**PROVIDED RECORDS**:
§ §
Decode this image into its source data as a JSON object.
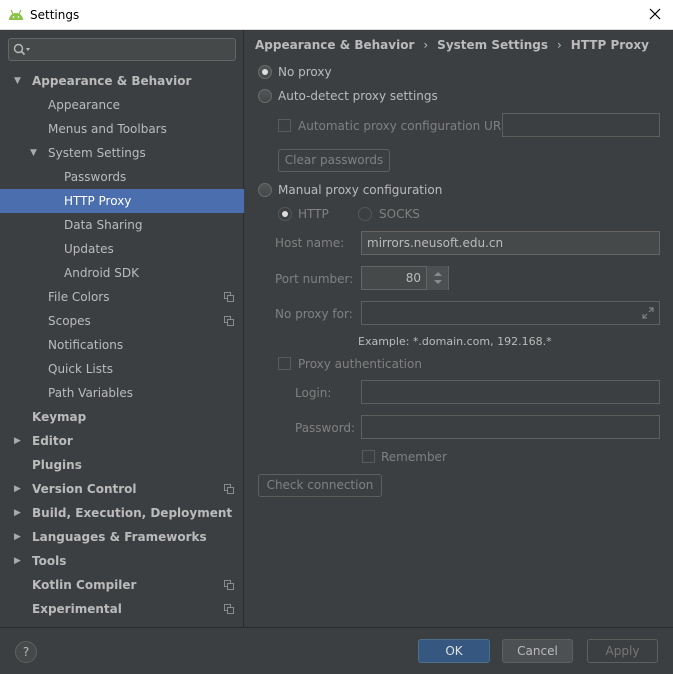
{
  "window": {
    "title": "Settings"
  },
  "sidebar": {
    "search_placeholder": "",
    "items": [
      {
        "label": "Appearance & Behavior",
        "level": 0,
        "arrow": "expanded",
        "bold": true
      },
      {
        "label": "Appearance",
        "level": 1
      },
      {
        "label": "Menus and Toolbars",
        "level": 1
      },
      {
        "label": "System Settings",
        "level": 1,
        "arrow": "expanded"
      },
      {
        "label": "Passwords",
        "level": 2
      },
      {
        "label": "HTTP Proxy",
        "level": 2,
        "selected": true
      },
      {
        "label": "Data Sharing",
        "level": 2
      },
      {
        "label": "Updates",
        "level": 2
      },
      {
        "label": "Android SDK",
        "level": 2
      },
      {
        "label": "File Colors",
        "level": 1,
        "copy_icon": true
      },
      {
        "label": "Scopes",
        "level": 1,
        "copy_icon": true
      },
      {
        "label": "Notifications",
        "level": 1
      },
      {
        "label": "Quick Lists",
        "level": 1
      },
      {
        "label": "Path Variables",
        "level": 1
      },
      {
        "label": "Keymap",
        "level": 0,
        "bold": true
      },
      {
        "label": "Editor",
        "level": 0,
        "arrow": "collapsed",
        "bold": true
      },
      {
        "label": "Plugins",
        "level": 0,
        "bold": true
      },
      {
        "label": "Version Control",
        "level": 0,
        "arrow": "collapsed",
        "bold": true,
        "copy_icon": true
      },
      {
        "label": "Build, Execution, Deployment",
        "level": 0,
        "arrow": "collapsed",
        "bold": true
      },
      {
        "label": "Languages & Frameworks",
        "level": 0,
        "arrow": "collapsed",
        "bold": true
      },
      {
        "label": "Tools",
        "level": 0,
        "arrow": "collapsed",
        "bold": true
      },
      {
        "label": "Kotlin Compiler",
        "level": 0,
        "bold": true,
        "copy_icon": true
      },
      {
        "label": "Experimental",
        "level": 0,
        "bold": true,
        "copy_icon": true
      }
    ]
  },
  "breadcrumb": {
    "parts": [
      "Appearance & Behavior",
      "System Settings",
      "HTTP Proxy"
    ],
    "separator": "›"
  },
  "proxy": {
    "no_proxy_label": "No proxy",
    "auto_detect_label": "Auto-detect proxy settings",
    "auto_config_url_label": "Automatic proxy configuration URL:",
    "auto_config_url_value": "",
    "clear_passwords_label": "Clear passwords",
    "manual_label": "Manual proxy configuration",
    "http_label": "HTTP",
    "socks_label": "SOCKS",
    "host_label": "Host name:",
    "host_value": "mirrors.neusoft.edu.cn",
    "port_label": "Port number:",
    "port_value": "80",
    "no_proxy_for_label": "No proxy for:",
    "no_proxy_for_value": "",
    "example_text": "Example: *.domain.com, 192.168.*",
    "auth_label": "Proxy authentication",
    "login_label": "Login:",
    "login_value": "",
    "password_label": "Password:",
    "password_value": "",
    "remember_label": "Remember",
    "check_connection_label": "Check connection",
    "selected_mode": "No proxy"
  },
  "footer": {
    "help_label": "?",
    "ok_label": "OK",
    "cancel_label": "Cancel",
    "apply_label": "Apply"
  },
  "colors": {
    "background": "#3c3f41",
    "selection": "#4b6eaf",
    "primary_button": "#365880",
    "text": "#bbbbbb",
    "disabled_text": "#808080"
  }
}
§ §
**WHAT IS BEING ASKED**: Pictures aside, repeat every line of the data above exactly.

**TASK ANSWER**:
Decode this image into its source data as a JSON object.
{
  "window": {
    "title": "Settings"
  },
  "sidebar": {
    "search_placeholder": "",
    "items": [
      {
        "label": "Appearance & Behavior",
        "level": 0,
        "arrow": "expanded",
        "bold": true
      },
      {
        "label": "Appearance",
        "level": 1
      },
      {
        "label": "Menus and Toolbars",
        "level": 1
      },
      {
        "label": "System Settings",
        "level": 1,
        "arrow": "expanded"
      },
      {
        "label": "Passwords",
        "level": 2
      },
      {
        "label": "HTTP Proxy",
        "level": 2,
        "selected": true
      },
      {
        "label": "Data Sharing",
        "level": 2
      },
      {
        "label": "Updates",
        "level": 2
      },
      {
        "label": "Android SDK",
        "level": 2
      },
      {
        "label": "File Colors",
        "level": 1,
        "copy_icon": true
      },
      {
        "label": "Scopes",
        "level": 1,
        "copy_icon": true
      },
      {
        "label": "Notifications",
        "level": 1
      },
      {
        "label": "Quick Lists",
        "level": 1
      },
      {
        "label": "Path Variables",
        "level": 1
      },
      {
        "label": "Keymap",
        "level": 0,
        "bold": true
      },
      {
        "label": "Editor",
        "level": 0,
        "arrow": "collapsed",
        "bold": true
      },
      {
        "label": "Plugins",
        "level": 0,
        "bold": true
      },
      {
        "label": "Version Control",
        "level": 0,
        "arrow": "collapsed",
        "bold": true,
        "copy_icon": true
      },
      {
        "label": "Build, Execution, Deployment",
        "level": 0,
        "arrow": "collapsed",
        "bold": true
      },
      {
        "label": "Languages & Frameworks",
        "level": 0,
        "arrow": "collapsed",
        "bold": true
      },
      {
        "label": "Tools",
        "level": 0,
        "arrow": "collapsed",
        "bold": true
      },
      {
        "label": "Kotlin Compiler",
        "level": 0,
        "bold": true,
        "copy_icon": true
      },
      {
        "label": "Experimental",
        "level": 0,
        "bold": true,
        "copy_icon": true
      }
    ]
  },
  "breadcrumb": {
    "parts": [
      "Appearance & Behavior",
      "System Settings",
      "HTTP Proxy"
    ],
    "separator": "›"
  },
  "proxy": {
    "no_proxy_label": "No proxy",
    "auto_detect_label": "Auto-detect proxy settings",
    "auto_config_url_label": "Automatic proxy configuration URL:",
    "auto_config_url_value": "",
    "clear_passwords_label": "Clear passwords",
    "manual_label": "Manual proxy configuration",
    "http_label": "HTTP",
    "socks_label": "SOCKS",
    "host_label": "Host name:",
    "host_value": "mirrors.neusoft.edu.cn",
    "port_label": "Port number:",
    "port_value": "80",
    "no_proxy_for_label": "No proxy for:",
    "no_proxy_for_value": "",
    "example_text": "Example: *.domain.com, 192.168.*",
    "auth_label": "Proxy authentication",
    "login_label": "Login:",
    "login_value": "",
    "password_label": "Password:",
    "password_value": "",
    "remember_label": "Remember",
    "check_connection_label": "Check connection",
    "selected_mode": "No proxy"
  },
  "footer": {
    "help_label": "?",
    "ok_label": "OK",
    "cancel_label": "Cancel",
    "apply_label": "Apply"
  },
  "colors": {
    "background": "#3c3f41",
    "selection": "#4b6eaf",
    "primary_button": "#365880",
    "text": "#bbbbbb",
    "disabled_text": "#808080"
  }
}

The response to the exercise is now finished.